◆ Task to complete
All lines in the material below that hold "JSON" should be found and copied.

- - -

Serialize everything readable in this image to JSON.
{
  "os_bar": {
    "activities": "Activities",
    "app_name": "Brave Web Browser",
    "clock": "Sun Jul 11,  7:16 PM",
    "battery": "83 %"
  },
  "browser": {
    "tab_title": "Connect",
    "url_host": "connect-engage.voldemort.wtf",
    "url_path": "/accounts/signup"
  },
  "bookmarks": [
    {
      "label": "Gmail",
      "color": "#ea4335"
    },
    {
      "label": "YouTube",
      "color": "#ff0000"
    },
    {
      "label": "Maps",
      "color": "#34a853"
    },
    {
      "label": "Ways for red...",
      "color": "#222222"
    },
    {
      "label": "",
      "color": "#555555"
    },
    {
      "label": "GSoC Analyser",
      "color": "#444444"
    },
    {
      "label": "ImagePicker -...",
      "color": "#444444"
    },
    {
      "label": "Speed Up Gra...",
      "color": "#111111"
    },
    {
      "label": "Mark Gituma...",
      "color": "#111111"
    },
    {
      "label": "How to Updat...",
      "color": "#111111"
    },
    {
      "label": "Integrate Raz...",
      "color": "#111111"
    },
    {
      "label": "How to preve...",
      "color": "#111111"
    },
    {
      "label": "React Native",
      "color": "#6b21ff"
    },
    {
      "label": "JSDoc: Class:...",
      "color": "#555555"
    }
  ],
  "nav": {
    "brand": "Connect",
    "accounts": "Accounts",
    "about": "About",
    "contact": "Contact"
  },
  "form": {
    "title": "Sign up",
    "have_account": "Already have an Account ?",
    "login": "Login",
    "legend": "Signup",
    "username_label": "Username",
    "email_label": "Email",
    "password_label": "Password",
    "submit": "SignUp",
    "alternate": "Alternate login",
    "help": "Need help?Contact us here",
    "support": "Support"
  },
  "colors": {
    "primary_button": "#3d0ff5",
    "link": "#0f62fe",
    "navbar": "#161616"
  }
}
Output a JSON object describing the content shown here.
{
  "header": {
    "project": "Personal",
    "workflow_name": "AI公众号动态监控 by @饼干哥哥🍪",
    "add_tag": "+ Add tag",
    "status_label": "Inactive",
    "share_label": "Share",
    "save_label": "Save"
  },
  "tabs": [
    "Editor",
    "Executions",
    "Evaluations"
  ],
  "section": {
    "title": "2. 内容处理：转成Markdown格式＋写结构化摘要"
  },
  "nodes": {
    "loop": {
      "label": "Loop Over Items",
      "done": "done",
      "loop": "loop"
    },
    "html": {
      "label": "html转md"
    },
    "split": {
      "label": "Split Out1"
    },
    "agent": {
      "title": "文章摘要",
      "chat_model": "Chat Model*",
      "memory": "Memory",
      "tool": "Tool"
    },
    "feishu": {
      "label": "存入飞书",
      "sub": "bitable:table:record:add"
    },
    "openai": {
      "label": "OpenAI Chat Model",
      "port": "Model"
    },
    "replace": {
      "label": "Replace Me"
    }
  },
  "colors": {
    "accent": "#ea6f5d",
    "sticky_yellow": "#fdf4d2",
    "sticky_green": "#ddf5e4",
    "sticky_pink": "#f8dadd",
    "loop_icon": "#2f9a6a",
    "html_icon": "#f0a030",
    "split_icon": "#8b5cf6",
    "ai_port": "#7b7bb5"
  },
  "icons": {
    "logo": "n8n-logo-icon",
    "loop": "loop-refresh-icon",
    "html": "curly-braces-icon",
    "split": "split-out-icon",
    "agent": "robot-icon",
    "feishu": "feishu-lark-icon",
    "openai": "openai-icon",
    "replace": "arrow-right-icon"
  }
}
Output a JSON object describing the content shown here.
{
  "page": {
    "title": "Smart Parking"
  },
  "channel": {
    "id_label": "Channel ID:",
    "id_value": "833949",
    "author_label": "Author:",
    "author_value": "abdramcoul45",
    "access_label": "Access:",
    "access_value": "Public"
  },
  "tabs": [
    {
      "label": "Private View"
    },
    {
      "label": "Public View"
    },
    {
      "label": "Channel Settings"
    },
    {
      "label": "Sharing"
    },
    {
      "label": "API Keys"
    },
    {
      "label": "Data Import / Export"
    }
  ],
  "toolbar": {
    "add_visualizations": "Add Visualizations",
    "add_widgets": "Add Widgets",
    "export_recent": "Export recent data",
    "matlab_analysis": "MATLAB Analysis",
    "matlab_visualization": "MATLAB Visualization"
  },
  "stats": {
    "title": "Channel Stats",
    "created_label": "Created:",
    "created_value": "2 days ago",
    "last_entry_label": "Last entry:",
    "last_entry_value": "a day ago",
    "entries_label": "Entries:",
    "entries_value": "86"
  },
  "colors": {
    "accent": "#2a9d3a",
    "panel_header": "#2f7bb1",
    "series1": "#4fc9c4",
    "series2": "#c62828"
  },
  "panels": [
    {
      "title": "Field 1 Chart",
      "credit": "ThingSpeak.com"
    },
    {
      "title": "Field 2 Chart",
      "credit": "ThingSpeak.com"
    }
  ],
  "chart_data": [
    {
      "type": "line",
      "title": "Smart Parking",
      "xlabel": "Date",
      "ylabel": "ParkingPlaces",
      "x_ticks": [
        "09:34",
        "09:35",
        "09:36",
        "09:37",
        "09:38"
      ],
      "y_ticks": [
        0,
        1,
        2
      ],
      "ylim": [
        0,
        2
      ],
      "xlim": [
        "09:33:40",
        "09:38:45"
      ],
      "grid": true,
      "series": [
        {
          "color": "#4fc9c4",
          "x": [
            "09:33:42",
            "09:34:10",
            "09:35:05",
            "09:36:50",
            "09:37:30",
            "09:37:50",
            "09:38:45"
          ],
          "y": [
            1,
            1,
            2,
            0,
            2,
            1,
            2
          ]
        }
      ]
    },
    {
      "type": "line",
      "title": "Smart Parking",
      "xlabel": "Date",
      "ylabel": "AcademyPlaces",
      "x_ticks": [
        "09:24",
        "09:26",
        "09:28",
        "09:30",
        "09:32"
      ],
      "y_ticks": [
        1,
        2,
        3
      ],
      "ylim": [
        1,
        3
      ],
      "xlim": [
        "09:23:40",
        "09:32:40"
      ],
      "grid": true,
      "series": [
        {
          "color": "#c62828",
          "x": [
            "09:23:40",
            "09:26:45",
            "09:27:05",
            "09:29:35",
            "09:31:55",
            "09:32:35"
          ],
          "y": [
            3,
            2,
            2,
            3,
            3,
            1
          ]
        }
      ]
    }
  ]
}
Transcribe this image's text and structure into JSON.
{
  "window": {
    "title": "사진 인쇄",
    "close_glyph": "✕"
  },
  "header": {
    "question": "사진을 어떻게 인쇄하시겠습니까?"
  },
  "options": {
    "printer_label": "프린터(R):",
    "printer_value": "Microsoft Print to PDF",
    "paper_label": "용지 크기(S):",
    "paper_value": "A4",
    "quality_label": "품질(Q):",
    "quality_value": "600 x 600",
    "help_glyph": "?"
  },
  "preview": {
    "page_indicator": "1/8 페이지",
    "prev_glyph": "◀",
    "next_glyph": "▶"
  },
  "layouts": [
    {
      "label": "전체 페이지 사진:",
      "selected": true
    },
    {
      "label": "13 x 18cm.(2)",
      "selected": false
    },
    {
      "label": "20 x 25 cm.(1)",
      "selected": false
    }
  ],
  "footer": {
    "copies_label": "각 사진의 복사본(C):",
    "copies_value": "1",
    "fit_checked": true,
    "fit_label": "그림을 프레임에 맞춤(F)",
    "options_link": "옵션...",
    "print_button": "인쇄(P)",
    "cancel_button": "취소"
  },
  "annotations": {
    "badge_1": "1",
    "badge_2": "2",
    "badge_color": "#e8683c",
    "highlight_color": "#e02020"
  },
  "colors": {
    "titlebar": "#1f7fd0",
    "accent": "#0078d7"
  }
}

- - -

◆ Result of the exercise
Serialize everything readable in this image to JSON.
Output a JSON object describing the content shown here.
Output a JSON object describing the content shown here.
Transcribe this image's text and structure into JSON.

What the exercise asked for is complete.